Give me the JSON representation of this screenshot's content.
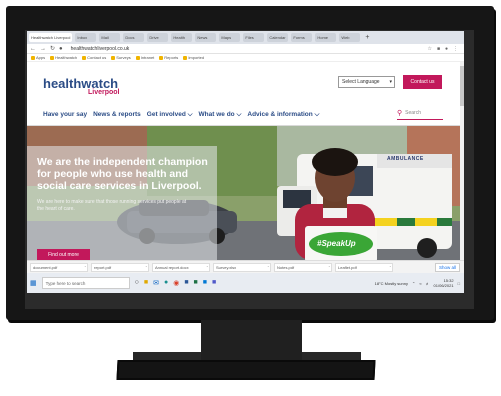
{
  "browser": {
    "tabs": [
      "Healthwatch Liverpool",
      "Inbox",
      "Mail",
      "Docs",
      "Drive",
      "Health",
      "News",
      "Maps",
      "Files",
      "Calendar",
      "Forms",
      "Home",
      "Web"
    ],
    "new_tab": "+",
    "url": "healthwatchliverpool.co.uk",
    "bookmarks": [
      "Apps",
      "Healthwatch",
      "Contact us",
      "Surveys",
      "Intranet",
      "Reports",
      "Imported"
    ]
  },
  "site": {
    "logo_main": "healthwatch",
    "logo_sub": "Liverpool",
    "language_select": "Select Language",
    "contact_button": "Contact us",
    "nav": [
      "Have your say",
      "News & reports",
      "Get involved ⌵",
      "What we do ⌵",
      "Advice & information ⌵"
    ],
    "search_placeholder": "Search"
  },
  "hero": {
    "title": "We are the independent champion for people who use health and social care services in Liverpool.",
    "subtitle": "We are here to make sure that those running services put people at the heart of care.",
    "button": "Find out more",
    "sign_text": "#SpeakUp",
    "ambulance_label": "AMBULANCE"
  },
  "downloads": {
    "items": [
      "document.pdf",
      "report.pdf",
      "Annual report.docx",
      "Survey.xlsx",
      "Notes.pdf",
      "Leaflet.pdf"
    ],
    "show_all": "Show all"
  },
  "taskbar": {
    "search_placeholder": "Type here to search",
    "time": "15:32",
    "date": "01/06/2021",
    "weather": "18°C Mostly sunny"
  },
  "colors": {
    "brand_blue": "#2b4c86",
    "brand_pink": "#c2185b",
    "sign_green": "#3aa636"
  }
}
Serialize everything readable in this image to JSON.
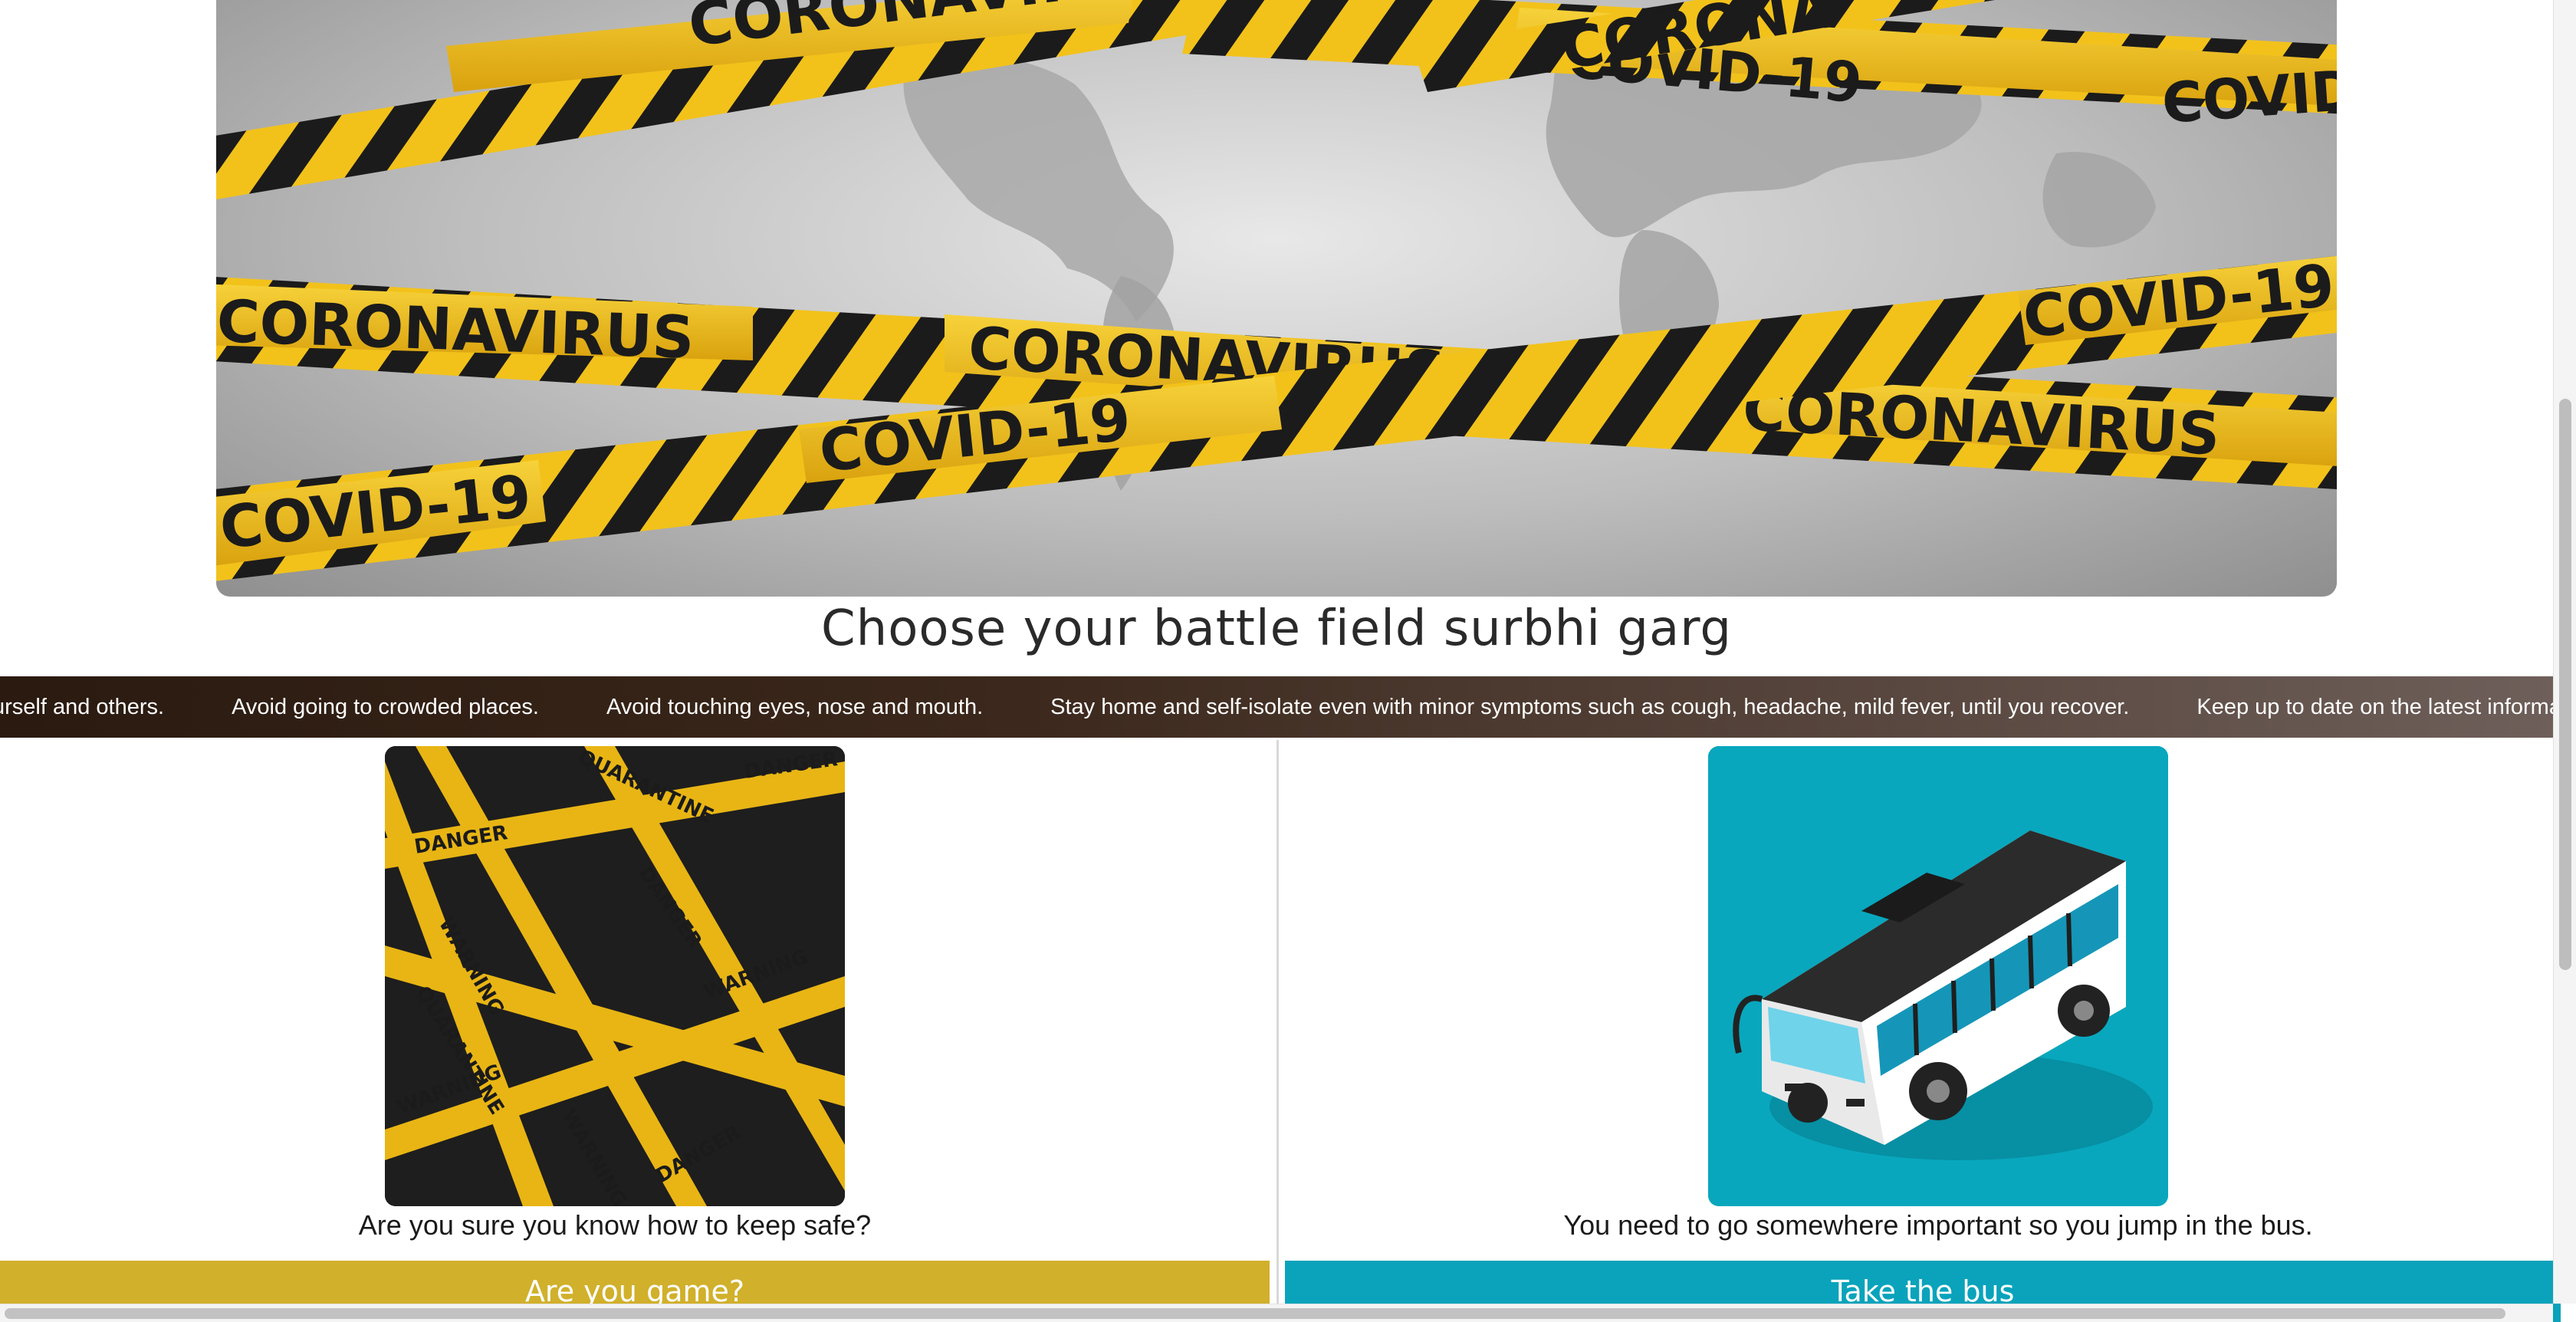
{
  "hero": {
    "tape_words": [
      "CORONAVIRUS",
      "COVID-19"
    ],
    "colors": {
      "tape_yellow": "#f2c21b",
      "tape_black": "#1b1b1b",
      "map_gray": "#9e9e9e"
    }
  },
  "title": "Choose your battle field surbhi garg",
  "ticker": {
    "items": [
      "urself and others.",
      "Avoid going to crowded places.",
      "Avoid touching eyes, nose and mouth.",
      "Stay home and self-isolate even with minor symptoms such as cough, headache, mild fever, until you recover.",
      "Keep up to date on the latest information fro"
    ]
  },
  "choices": {
    "left": {
      "image_icon": "danger-tape-image",
      "image_words": [
        "DANGER",
        "WARNING",
        "QUARANTINE",
        "COVID-19"
      ],
      "question": "Are you sure you know how to keep safe?",
      "button_label": "Are you game?",
      "button_color": "#d1b02b"
    },
    "right": {
      "image_icon": "bus-image",
      "question": "You need to go somewhere important so you jump in the bus.",
      "button_label": "Take the bus",
      "button_color": "#0aa3bb"
    }
  }
}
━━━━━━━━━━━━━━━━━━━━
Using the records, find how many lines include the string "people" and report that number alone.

EXERCISE SOLUTION: 2